Back at the hotel, I crashed, although I had ignored the earlier hall conversations, by 1pm I had to get dressed enough to chase the group of 4 young men out to the balcony - they had no concept of “inside voices” and felt that since they were awake, everyone else must be.
Without a need to be up early, I dawdled a bit in bed, getting up at half past eight, took a luke warm shower with little water pressure, and was out of the hotel in less than an hour on my way to the train station.
I had expected the big Catholic church across the plaza, the Basilica of St Nicholas, to have 10am Sunday Mass, only to find it was at 10:30. Nonetheless, I stayed and listened to the choir rehearse, and then the service began. There was an unexpected (but welcomed) change - at the Offertory, the children approached the altar each carrying a lit votive candle.
These were placed on the altar, and then they sat in a special section to the side of the altar. When Communion was to be distributed, the celebrant first went to this section and blessed each child, before the congregants received the Eucharist.
After Mass, I walked around the church, getting pictures of the murals and mosaics which adorn the interior. Crossing the plaza, I expected to have a quick ride to Haarlem, per my research. Well, the train ride took an hour, with a train change!

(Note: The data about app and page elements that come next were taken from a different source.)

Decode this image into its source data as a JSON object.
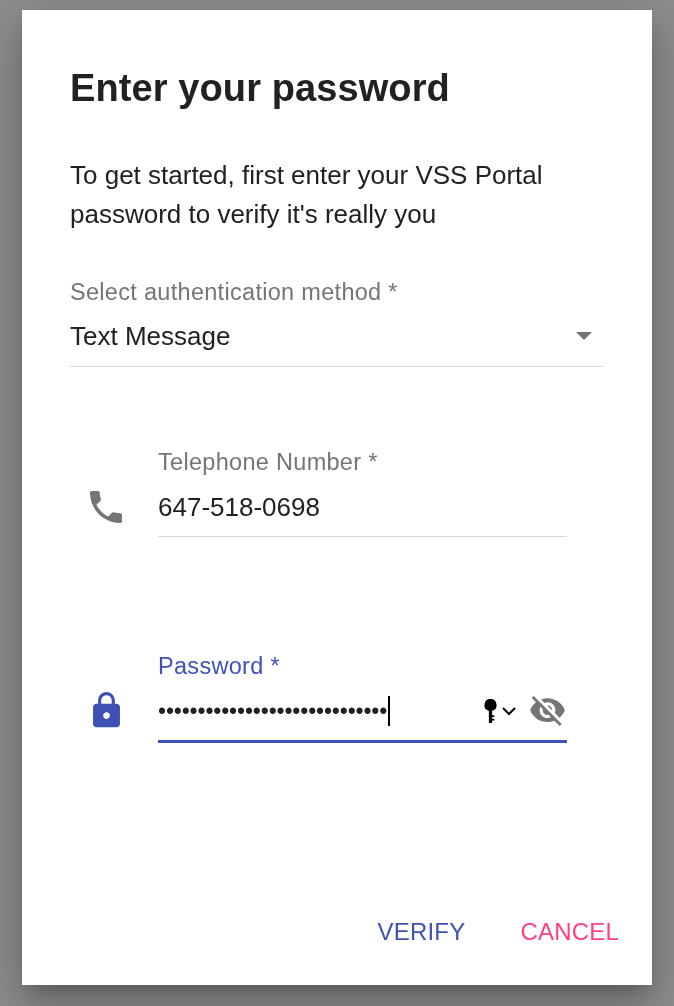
{
  "dialog": {
    "title": "Enter your password",
    "description": "To get started, first enter your VSS Portal password to verify it's really you"
  },
  "method_select": {
    "label": "Select authentication method *",
    "value": "Text Message"
  },
  "fields": [
    {
      "kind": "phone",
      "label": "Telephone Number *",
      "value": "647-518-0698",
      "focused": false
    },
    {
      "kind": "password",
      "label": "Password *",
      "value": "•••••••••••••••••••••••••••••",
      "focused": true,
      "revealed": false
    }
  ],
  "buttons": [
    {
      "label": "VERIFY",
      "kind": "primary"
    },
    {
      "label": "CANCEL",
      "kind": "secondary"
    }
  ]
}
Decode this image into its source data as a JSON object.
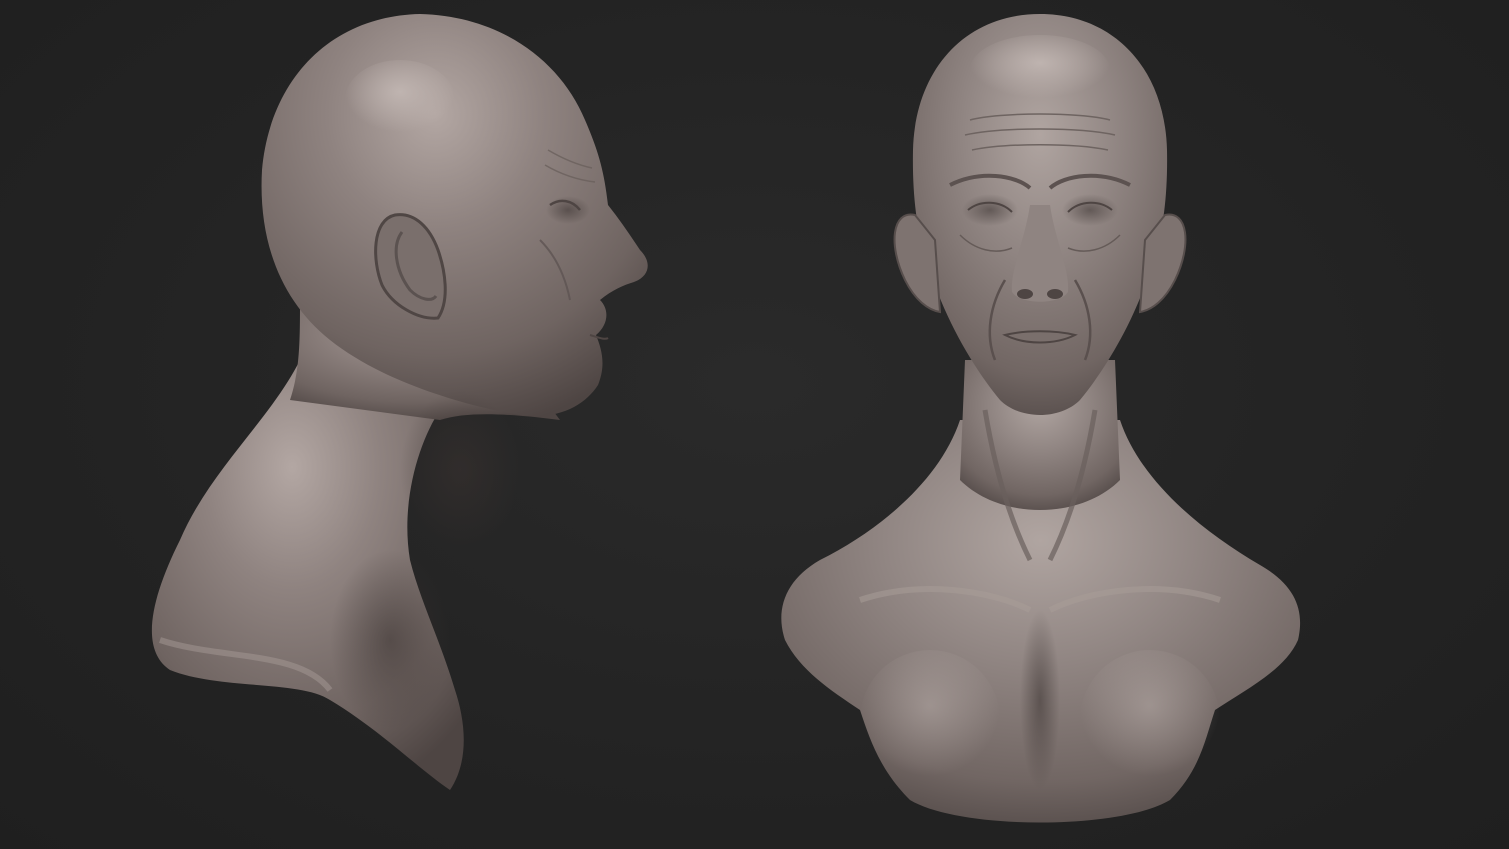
{
  "scene": {
    "background_color": "#232323",
    "material_color": "#8a7e7b",
    "highlight_color": "#b3a7a3",
    "shadow_color": "#4e4543"
  },
  "views": [
    {
      "name": "side-view",
      "icon": "sculpt-bust-side-profile"
    },
    {
      "name": "front-view",
      "icon": "sculpt-bust-front"
    }
  ]
}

Then a 1.8km walk along the canal under cloudy skies to get to the Metropolitan Cathedral of St Bavo, where an entrance fee of 6,50€ was expected. A huge building, it was built between 1888 and 1923. There are vast spaces, large art hanging on much of the walls. Stained glass in the transepts was brilliant, albeit the camera doesn’t get yellow well. There is a tower with 275 steps, which, of course, I climbed.
On my return, I opted for an early dinner, as I knew that many restaurants are closed on Sunday evenings in Europe. At il Panorama, I had a Joper beer and tortellini filled with ricotta cheese and spinach, in a red creamy pesto sauce, with a side of arugula and parmesan shavings. My server, Roman, 20, a young Jewish man originally from Paris of Algerian parents, was tall, thin and pale, but managed to have several conversations with me. He said he “works” in finance, and now is Montreal based. The crew was hustling, looking to turn tables, and the portions were small. So I was back in the room after stopping at a shop for juice, a salad and more chocolate. My back was sore from wearing my daypack as I walked in Haarlem, and I decided to put the pack into the smaller roller. After packing for my city and country change, I went to sleep.
You can purchase your own copy
(or have me send it as a gift) of
Cathedrals to the Glory of God
by clicking this link: